“It was a win-win for the city and the festival,” said Perrine, who has a unique perspective because he was not only involved with MACRoCk, he was a founder and current board member of the Downtown Renaissance.

Festival regulars were worried the move would change the event and lose the momentum that MACRoCk had been building over the years. But the move brought new life to the festival. Free of the constraints and limitations of a public college the event has expanded its scope all while tailoring its size to the smaller theaters and stages of the downtown venues. It also found new sources of talent and support as it moved into downtown Harrisonburg.

“MACRoCk is now much more the Harrisonburg community than it is the JMU community,” said Marisa Cagnoli, a senior communications major at JMU who is the head of the student committee that runs the festival. Cagnoli noted that local businesses provide venues and donate to support the event, a local Web designer maintains MACRoCk’s Web site and local artists design the festival’s art.

In the years following its move MACRoCk proved the momentum was still there, featuring breakthrough acts like Best Coast, the Bowerbirds, Screaming Females, Bon Iver’s S. Carey and The Last Bison.

“MACRoCk keeps getting bigger but it keeps the same level of energy,” Perrine said. “It hasn’t lost its character and it’s not about the big name acts. It hasn’t been institutionalized or ruined by corporate sponsorship.”

The present festival has stayed true to its campus days. It’s is an eclectic mix of the top mid-Atlantic indie music talent presented with a socially conscious, DIY (do-it-yourself) attitude. MACRoCk has not only the sounds, but the sights and smells of an indie music festival. It also features informative panel discussions and an indie label expo. It’s the best of both worlds, a small, intimate festival with venues within walking distance mixed with a broad palate of music, from hip-hop and death metal to electronica and Americana, of a big festival. And at a time when festival tickets can cost you triple digits a two-day MACRoCk pass is still just $20 pre-ordered.

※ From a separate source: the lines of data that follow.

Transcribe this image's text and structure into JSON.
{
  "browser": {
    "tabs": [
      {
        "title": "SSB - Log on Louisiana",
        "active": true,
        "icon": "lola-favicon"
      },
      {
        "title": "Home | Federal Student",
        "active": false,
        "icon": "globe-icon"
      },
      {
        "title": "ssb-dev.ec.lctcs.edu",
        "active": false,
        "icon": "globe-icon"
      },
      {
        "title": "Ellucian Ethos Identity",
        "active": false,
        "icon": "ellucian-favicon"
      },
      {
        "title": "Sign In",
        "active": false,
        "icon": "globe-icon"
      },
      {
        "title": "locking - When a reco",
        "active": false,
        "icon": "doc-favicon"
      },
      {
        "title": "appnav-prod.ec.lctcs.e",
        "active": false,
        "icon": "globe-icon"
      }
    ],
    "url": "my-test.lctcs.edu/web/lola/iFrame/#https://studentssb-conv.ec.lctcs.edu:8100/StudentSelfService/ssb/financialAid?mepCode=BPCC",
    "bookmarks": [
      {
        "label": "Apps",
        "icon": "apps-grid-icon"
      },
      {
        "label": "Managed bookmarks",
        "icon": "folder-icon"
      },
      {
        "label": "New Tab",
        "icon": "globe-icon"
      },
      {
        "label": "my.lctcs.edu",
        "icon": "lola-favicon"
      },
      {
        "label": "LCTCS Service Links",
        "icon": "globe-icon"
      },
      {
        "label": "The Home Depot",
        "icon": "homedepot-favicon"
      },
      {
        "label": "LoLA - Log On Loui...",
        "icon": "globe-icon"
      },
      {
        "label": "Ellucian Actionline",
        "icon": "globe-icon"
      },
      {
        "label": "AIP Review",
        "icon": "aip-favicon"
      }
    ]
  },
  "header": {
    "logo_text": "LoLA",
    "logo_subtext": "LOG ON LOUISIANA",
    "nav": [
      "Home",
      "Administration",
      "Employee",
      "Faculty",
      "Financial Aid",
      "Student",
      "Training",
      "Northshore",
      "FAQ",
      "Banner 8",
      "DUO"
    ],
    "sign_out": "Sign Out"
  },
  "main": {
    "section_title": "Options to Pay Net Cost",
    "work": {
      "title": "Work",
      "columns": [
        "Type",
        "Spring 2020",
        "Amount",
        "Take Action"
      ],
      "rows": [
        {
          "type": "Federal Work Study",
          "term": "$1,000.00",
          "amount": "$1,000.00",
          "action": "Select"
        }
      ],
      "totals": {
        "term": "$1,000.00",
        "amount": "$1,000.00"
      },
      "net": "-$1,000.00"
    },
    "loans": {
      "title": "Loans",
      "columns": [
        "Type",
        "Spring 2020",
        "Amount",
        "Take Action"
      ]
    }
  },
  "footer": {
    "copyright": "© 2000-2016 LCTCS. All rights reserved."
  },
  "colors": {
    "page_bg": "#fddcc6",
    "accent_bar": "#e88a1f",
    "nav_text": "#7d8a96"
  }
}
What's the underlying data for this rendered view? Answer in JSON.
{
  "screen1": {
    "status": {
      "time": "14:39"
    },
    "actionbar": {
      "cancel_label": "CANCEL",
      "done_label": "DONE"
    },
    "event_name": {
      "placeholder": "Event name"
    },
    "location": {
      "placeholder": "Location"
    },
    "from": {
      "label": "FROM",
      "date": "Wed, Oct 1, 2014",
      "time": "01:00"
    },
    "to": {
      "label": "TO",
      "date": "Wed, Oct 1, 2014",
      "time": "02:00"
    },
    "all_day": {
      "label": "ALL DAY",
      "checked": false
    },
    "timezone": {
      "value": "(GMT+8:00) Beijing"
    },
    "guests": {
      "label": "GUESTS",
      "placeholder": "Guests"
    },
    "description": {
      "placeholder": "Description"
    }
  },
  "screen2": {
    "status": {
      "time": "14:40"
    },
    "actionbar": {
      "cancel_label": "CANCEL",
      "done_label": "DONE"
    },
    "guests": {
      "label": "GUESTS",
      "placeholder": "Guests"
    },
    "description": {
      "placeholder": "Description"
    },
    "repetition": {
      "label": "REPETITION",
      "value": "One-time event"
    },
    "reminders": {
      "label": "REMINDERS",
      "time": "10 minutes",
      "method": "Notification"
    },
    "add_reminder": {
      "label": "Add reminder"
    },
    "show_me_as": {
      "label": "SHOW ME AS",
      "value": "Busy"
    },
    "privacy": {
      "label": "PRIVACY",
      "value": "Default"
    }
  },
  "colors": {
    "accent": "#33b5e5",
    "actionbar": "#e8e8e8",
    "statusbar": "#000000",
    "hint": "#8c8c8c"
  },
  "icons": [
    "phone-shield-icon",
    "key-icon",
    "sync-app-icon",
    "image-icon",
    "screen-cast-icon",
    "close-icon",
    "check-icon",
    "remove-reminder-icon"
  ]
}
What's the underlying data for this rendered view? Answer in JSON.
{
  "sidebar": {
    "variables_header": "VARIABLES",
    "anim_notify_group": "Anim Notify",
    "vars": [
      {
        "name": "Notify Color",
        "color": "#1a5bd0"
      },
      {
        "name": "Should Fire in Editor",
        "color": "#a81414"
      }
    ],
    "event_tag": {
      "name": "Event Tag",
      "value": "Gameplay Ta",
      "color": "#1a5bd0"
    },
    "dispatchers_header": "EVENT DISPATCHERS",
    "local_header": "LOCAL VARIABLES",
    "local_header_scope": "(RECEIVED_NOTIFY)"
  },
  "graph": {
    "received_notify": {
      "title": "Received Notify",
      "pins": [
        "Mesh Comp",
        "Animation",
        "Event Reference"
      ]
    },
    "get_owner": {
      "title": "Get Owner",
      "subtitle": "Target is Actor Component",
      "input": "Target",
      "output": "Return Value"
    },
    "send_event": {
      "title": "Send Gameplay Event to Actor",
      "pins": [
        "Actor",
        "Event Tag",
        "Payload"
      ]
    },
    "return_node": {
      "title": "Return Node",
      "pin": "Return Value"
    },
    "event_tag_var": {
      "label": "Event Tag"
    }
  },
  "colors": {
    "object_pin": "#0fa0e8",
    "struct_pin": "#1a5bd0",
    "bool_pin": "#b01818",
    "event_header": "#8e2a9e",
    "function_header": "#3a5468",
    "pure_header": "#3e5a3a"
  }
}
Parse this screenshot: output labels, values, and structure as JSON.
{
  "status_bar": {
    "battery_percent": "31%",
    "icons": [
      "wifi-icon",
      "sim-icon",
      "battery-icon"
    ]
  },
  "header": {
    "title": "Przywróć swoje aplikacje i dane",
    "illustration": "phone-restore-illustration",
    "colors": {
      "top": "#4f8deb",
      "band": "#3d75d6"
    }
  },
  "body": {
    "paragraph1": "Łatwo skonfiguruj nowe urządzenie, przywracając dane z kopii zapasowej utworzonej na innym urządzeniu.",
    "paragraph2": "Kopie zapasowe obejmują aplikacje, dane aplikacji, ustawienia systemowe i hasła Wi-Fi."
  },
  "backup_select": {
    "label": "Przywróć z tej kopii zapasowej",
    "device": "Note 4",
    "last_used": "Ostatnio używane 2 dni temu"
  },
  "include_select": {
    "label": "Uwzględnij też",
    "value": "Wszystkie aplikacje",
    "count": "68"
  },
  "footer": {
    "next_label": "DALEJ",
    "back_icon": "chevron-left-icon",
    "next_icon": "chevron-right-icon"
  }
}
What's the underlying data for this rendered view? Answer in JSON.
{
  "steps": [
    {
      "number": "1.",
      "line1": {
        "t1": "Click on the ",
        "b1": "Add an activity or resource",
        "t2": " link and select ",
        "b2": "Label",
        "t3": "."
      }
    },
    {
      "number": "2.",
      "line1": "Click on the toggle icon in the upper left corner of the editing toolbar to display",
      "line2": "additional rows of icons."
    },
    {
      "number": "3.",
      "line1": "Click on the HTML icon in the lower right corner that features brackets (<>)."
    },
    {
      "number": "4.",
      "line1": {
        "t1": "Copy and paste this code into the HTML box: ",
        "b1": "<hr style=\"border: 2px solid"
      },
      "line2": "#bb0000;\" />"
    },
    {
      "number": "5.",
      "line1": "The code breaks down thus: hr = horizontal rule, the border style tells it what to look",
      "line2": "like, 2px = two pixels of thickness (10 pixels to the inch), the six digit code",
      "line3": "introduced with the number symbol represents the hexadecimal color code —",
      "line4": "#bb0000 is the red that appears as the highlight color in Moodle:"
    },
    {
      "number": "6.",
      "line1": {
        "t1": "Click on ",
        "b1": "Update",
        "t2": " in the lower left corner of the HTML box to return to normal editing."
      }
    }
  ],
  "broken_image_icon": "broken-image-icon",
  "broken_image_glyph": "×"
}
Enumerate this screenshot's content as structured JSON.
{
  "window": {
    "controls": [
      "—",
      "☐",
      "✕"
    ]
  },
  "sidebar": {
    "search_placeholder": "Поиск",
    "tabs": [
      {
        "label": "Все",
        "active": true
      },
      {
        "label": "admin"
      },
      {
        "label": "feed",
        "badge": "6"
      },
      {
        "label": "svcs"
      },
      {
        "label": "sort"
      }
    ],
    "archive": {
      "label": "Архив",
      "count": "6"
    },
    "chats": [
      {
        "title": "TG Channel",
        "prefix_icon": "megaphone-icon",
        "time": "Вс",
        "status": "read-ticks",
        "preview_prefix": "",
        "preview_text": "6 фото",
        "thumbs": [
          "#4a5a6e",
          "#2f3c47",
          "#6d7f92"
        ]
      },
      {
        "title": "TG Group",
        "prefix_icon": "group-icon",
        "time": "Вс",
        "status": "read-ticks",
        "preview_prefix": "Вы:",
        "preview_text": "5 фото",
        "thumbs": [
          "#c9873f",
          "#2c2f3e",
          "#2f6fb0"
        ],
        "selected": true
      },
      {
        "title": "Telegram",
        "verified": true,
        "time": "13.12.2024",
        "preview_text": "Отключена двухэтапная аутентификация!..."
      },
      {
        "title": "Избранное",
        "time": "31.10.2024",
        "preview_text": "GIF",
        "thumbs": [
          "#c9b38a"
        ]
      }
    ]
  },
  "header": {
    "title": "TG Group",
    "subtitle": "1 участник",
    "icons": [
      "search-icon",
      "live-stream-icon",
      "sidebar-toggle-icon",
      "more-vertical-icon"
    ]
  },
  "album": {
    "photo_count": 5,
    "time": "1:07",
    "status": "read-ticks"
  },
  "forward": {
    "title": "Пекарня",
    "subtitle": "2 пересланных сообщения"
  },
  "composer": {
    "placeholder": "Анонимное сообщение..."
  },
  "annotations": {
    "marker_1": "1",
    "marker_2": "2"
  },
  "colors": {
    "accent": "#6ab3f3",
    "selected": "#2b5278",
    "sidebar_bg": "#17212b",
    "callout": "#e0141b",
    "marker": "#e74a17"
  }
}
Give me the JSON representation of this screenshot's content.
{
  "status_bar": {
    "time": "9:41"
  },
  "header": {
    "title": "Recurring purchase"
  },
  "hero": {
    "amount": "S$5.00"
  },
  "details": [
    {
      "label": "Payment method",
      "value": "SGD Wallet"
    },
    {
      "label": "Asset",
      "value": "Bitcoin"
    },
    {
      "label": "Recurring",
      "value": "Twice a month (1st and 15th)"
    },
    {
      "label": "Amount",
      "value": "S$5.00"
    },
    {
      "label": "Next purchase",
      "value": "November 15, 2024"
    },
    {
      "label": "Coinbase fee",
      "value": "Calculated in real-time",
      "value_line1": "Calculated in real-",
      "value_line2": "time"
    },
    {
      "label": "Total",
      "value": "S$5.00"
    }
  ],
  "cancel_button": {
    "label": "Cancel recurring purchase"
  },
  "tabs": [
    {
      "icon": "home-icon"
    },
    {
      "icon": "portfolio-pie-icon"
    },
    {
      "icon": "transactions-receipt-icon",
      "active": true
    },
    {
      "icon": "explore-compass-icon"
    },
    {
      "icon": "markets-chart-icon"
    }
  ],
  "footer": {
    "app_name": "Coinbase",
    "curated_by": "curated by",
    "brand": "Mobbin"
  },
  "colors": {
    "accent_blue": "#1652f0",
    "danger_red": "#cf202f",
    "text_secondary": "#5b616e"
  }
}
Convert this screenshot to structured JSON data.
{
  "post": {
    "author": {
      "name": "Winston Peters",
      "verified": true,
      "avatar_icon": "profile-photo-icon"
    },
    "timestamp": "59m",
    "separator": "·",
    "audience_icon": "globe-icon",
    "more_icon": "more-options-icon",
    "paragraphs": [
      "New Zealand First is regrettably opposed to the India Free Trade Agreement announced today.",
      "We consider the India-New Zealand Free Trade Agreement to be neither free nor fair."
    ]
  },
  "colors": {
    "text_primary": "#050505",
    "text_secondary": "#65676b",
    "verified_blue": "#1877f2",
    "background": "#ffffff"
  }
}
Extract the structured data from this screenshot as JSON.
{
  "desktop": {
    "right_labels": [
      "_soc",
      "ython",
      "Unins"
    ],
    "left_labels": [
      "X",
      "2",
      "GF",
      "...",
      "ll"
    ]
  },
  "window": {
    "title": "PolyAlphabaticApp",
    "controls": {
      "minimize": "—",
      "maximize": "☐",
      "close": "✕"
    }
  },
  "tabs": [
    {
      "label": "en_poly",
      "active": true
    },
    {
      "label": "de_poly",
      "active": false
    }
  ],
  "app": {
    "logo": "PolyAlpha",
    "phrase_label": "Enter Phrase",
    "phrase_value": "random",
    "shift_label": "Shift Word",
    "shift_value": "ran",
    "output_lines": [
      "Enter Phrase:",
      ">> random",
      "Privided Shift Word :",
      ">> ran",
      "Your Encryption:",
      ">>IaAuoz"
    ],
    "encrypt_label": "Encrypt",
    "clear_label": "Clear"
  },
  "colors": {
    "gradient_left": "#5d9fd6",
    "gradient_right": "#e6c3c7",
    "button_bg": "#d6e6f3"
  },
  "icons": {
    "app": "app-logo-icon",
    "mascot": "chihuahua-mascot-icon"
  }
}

“Our goal is to expose people to the mid-Atlantic music scene,” Cagnoli said. “We do it with volunteers and that grass roots mindset, focusing on community and a DIY ethic. MACRoCk gives you the chance to experience what people are capable of doing on their own and what can be accomplished without corporate sponsorship.”

It all takes place in a unique environment. Typical downtown life in Harrisonburg goes on as MACRoCk takes place. Casual dinners mix with punk kids. Art aficionados stand shoulder-to-shoulder with indie rockers.

“MACRoCk is really a showcase of the best of what used to exist in a lot of places, which is a funky, gritty, down-to-earth scene,” Perrine noted.

This year’s MACRoCk will feature acts familiar to BRO readers from D.C. to Georgia, including Julianna Barwick, Dope Body and Cheap Time. The festival’s panels include a screening of From the Back of the Room, a film that follows the female DIY punk movement, and includes a discussion with director Amy Odem and rockers Michelle Northam of Sick Fix and  Alissa Straiter of Passengers. Other panels will address topics from screen printing to running a record label.

“MACRoCk is never the same from year to year,” Cagnoli said. “The structure is the same, but not the content. Every person comes to MACRoCk and leaves with their own unique inspiration.”

It hasn’t been an easy journey for MACRoCk. The festival, like the music industry itself, has experienced its ups and downs. But by staying true to its roots and finding strength in the local community it has survived and thrived for 16 years. So for two nights in April a music festival will celebrate its new lease on life and a city’s downtown will be celebrating along with it.

This year’s MACRoCk will take place April 5 and 6. For more information, to see the line-up or to buy tickets visit www.macrock.org.